Research Scientist, Department of Atmospheric and Climate Research
NILU Norwegian Institute for Air Research
PO Box 100, N-2027 Kjeller, Norway
phone + 47 - 6389 8187, fax + 47 - 6389 - 8050,
Record high peaks in PCBs due to atmsopheric long-range transport of biomass burning emissions
|Courtesy Ann-Christine Engvall, view from measurement station Zeppelin during (non) fire influenced period|| Soils and forests in the boreal region of the northern hemisphere
are recognised as having a large capacity for storing air-borne
Persistent Organic Pollutants (POPs), such as the polychlorinated
biphenyls (PCBs). Following reductions of primary emissions of various
legacy POPs, there is an increasing interest and debate about the
relative importance of secondary re-emissions on the atmospheric levels
of POPs. In spring of 2006, biomass burning (BB) emissions from
agricultural fires in Eastern Europe were transported to the Zeppelin
station on Svalbard, where record-high levels of many air pollutants
were recorded. Here we report on the extremely high concentrations of
PCBs that were also measured during this period. 21 out of 32 PCB
congeners were enhanced by more than two standard deviations above the
long-term mean concentrations. In July 2004, about 5.8 million hectare
of boreal forest burned in North America, emitting a pollution plume
which reached the Zeppelin station after a travel time of 3-4 weeks.
Again, 12 PCB congeners were elevated above the long-term mean by more
than two standard deviations, with the less chlorinated congeners being
most strongly affected. We propose that these abnormally high
concentrations were caused by BB emissions.
Eckhardt, S., K. Breivik, S. Manoe, A. Stohl: Record high peaks in PCB concentrations in the Arctic atmosphere due to long-range transport of biomass burning emissions, Atmos. Chem. Phys. , 7, 4527-4536, 2007.
|Transport Pathways as derived from a 15-Year Climatology of Tracer Transport|
|Transport pathways derived from the 15-year climatology of tracer
transport as simulated with FLEXPART.
The green arrows show typical transport pathways below 3 km and the black
arrows indicate pathways above 3 km. These transport pathways show differences
during extreme phases of the North Atlantic Oscillation. During high phases
of the NAO more tracer is found in the Arctic. Movies of tracer
transport are shown at: http://www.forst.tu-muenchen.de/EXT/LST/METEO/arcticpollution/
More information can be found in:
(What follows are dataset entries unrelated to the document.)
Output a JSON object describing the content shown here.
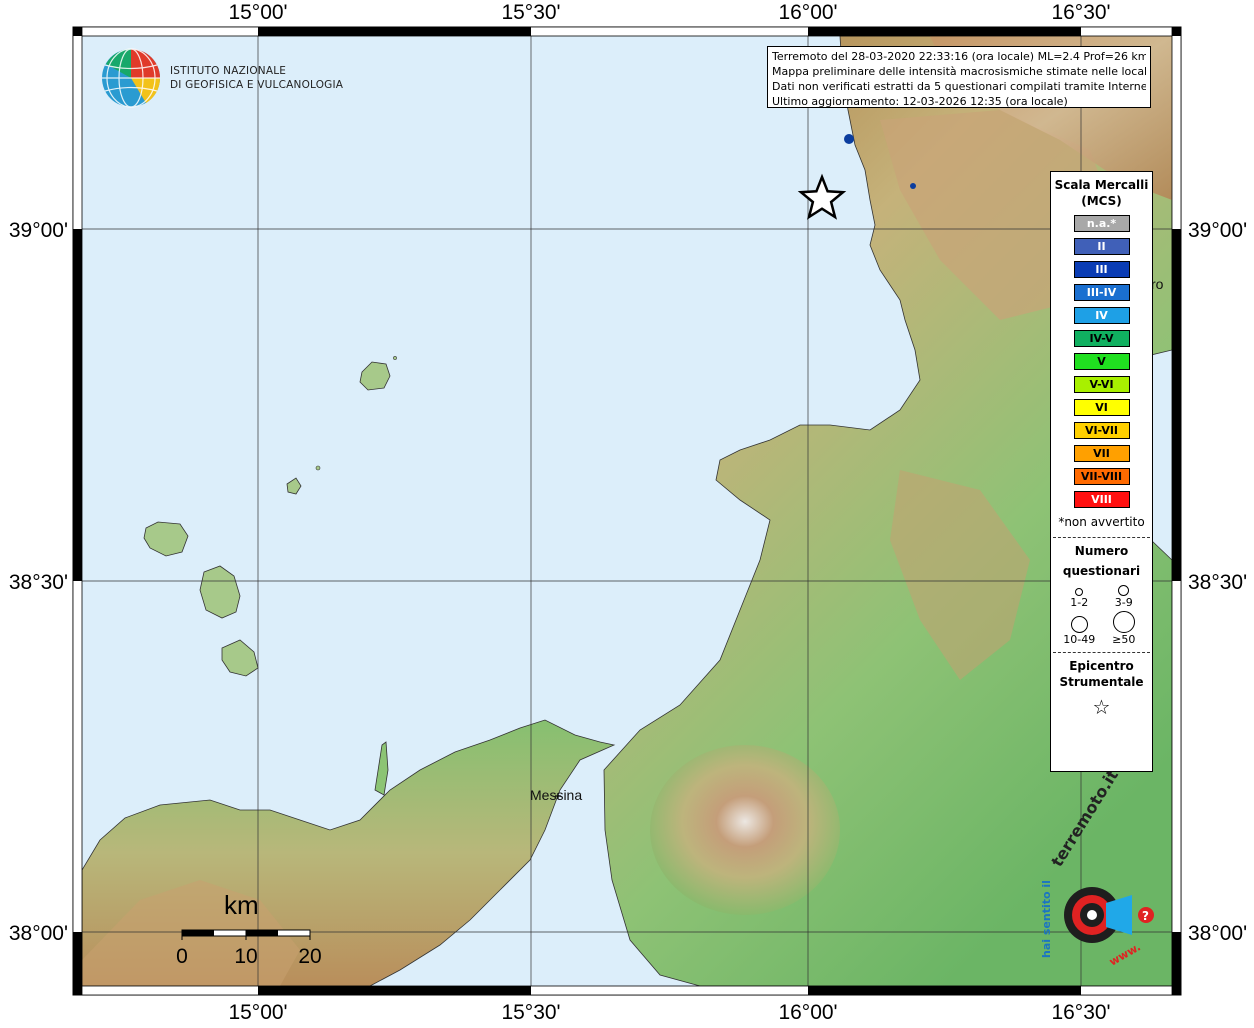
{
  "map": {
    "lon_ticks_top": [
      "15°00'",
      "15°30'",
      "16°00'",
      "16°30'"
    ],
    "lon_ticks_bottom": [
      "15°00'",
      "15°30'",
      "16°00'",
      "16°30'"
    ],
    "lat_ticks_left": [
      "39°00'",
      "38°30'",
      "38°00'"
    ],
    "lat_ticks_right": [
      "39°00'",
      "38°30'",
      "38°00'"
    ],
    "places": {
      "messina": "Messina",
      "partial_right": "ro"
    },
    "colors": {
      "sea": "#dceefa",
      "land_low": "#7dbf6a",
      "land_mid": "#c8c07c",
      "land_high": "#a87a4d",
      "peak": "#e8e3de",
      "felt_point": "#0b3d9e"
    }
  },
  "institute": {
    "line1": "ISTITUTO NAZIONALE",
    "line2": "DI GEOFISICA E VULCANOLOGIA"
  },
  "info": {
    "line1": "Terremoto del 28-03-2020 22:33:16 (ora locale) ML=2.4 Prof=26 km",
    "line2": "Mappa preliminare delle intensità macrosismiche stimate nelle località",
    "line3": "Dati non verificati estratti da 5 questionari compilati tramite Internet.",
    "line4": "Ultimo aggiornamento: 12-03-2026 12:35 (ora locale)"
  },
  "legend": {
    "title": "Scala Mercalli (MCS)",
    "intensities": [
      {
        "label": "n.a.*",
        "color": "#a8a8a8",
        "text_color": "#ffffff"
      },
      {
        "label": "II",
        "color": "#4060b8",
        "text_color": "#ffffff"
      },
      {
        "label": "III",
        "color": "#0a3cb4",
        "text_color": "#ffffff"
      },
      {
        "label": "III-IV",
        "color": "#1a6fd0",
        "text_color": "#ffffff"
      },
      {
        "label": "IV",
        "color": "#1ea0e6",
        "text_color": "#ffffff"
      },
      {
        "label": "IV-V",
        "color": "#10b060",
        "text_color": "#000000"
      },
      {
        "label": "V",
        "color": "#20e020",
        "text_color": "#000000"
      },
      {
        "label": "V-VI",
        "color": "#a8f000",
        "text_color": "#000000"
      },
      {
        "label": "VI",
        "color": "#ffff00",
        "text_color": "#000000"
      },
      {
        "label": "VI-VII",
        "color": "#ffd000",
        "text_color": "#000000"
      },
      {
        "label": "VII",
        "color": "#ffa000",
        "text_color": "#000000"
      },
      {
        "label": "VII-VIII",
        "color": "#ff6a00",
        "text_color": "#000000"
      },
      {
        "label": "VIII",
        "color": "#ff1010",
        "text_color": "#ffffff"
      }
    ],
    "note": "*non avvertito",
    "count_title_1": "Numero",
    "count_title_2": "questionari",
    "counts": [
      "1-2",
      "3-9",
      "10-49",
      "≥50"
    ],
    "epicenter_title_1": "Epicentro",
    "epicenter_title_2": "Strumentale",
    "epicenter_symbol": "☆"
  },
  "scale_bar": {
    "title": "km",
    "ticks": [
      "0",
      "10",
      "20"
    ]
  },
  "badge": {
    "text_top": "terremoto.it",
    "text_left": "hai sentito il",
    "text_bottom": "www."
  }
}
Eckhardt, S., A. Stohl, S. Beierle, N. Spichtinger, P. James, C. Forster, C. Junker, T. Wagner, U. Platt, and S. G. Jennings, 2003: The North Atlantic Oscillation controls air pollution transport to the Arctic, Atmos. Chem. Phys., 3, 1769-1778, 2003.
|A 15-Year Climatology of Warm Conveyor Belts|
|Eckhardt, S., A, Stohl, H. Wernli, P. James, C. Forster and N. Spichtinger, A 15-Year Climatology of Warm Conveyor Belts, J. Climate, 17, 218-237, 2004.|